> [DATASET CONTENT]:
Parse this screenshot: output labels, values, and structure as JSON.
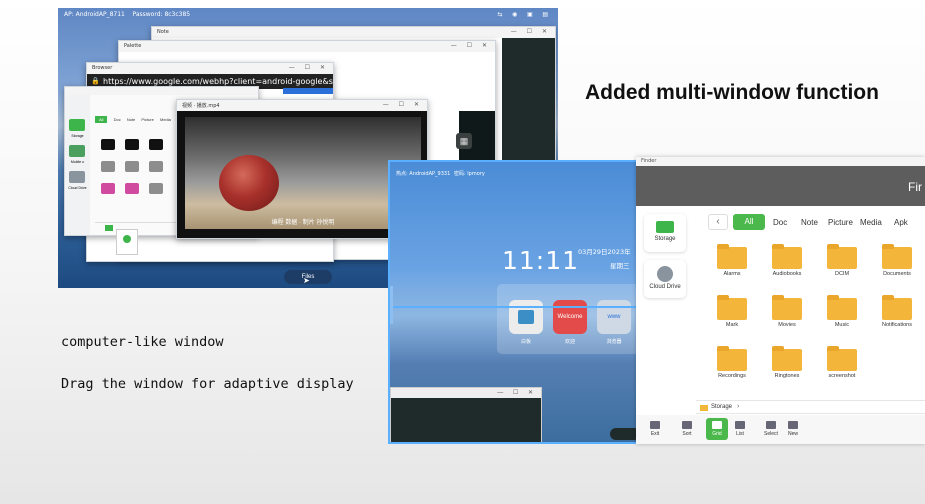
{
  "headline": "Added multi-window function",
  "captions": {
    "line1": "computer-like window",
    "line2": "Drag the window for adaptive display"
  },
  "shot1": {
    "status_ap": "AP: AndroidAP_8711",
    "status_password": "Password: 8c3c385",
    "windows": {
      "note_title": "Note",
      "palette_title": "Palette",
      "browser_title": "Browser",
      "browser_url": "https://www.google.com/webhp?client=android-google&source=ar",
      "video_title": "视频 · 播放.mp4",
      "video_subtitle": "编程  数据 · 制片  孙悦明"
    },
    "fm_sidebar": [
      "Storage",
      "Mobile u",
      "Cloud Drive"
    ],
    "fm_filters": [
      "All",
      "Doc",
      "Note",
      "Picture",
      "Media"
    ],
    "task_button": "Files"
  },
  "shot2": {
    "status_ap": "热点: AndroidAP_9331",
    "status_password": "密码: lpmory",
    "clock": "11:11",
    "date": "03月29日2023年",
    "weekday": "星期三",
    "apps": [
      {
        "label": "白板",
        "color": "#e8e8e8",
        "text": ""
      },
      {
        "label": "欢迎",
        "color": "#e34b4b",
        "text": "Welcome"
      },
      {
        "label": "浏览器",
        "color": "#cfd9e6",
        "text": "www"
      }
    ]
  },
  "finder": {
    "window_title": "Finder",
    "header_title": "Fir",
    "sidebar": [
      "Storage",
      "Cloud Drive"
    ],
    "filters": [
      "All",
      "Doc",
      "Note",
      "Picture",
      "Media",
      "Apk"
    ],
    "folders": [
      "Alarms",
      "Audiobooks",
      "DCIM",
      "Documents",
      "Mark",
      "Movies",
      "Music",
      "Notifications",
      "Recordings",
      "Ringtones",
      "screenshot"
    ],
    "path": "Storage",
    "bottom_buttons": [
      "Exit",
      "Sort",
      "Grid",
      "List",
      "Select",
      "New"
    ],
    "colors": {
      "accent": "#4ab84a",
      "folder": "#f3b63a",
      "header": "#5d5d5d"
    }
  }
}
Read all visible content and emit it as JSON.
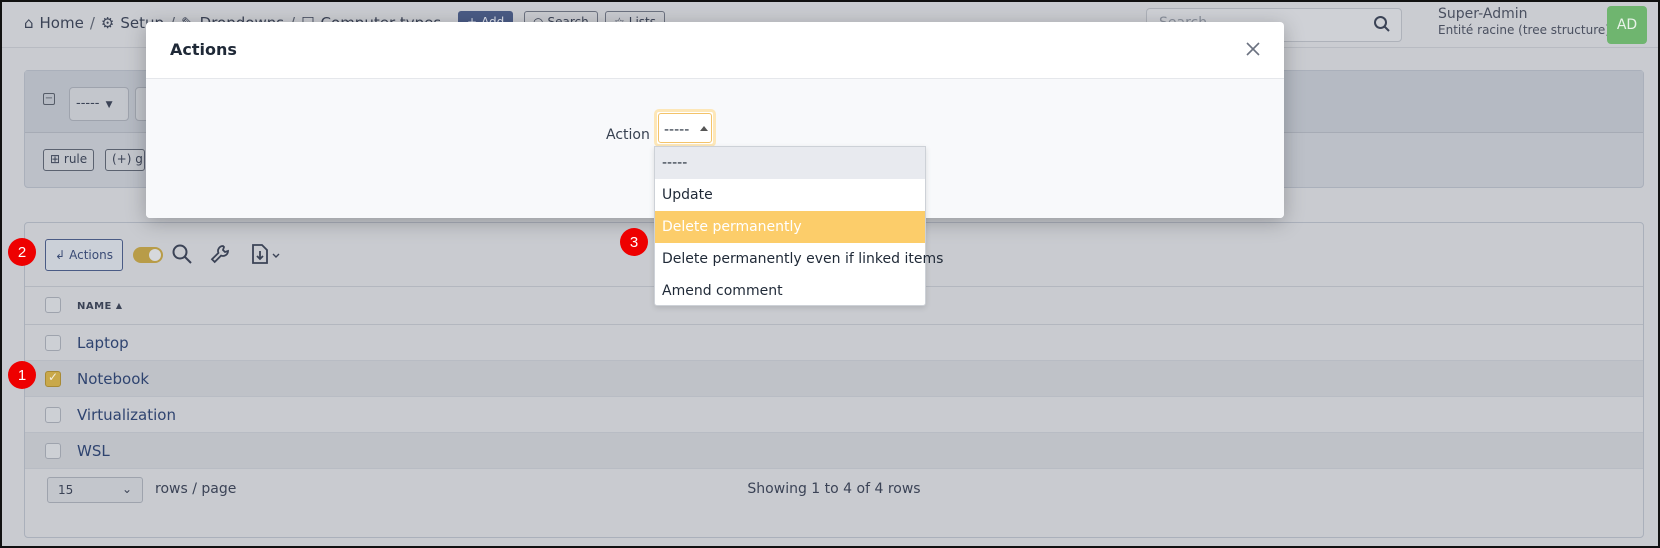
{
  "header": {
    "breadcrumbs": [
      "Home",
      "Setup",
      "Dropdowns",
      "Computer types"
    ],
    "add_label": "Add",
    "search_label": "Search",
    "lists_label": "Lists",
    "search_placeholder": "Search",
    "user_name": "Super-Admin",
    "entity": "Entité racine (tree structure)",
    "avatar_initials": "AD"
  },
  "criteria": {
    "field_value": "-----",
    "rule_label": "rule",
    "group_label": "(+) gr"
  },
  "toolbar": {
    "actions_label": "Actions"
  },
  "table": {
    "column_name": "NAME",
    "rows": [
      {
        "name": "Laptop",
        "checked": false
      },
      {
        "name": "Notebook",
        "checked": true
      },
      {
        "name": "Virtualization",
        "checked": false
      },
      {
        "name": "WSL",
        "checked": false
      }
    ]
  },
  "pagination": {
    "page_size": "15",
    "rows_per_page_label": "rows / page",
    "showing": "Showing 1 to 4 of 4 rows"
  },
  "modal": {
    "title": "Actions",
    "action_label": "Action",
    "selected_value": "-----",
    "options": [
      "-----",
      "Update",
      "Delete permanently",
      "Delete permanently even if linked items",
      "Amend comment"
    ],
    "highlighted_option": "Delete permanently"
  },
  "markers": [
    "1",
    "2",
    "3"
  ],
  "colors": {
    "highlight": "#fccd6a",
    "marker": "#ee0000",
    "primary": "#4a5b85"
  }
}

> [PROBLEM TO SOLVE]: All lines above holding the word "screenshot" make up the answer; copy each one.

> [EXERCISE ANSWER]:
Parse this screenshot: output labels, values, and structure as JSON.
      "screenshot"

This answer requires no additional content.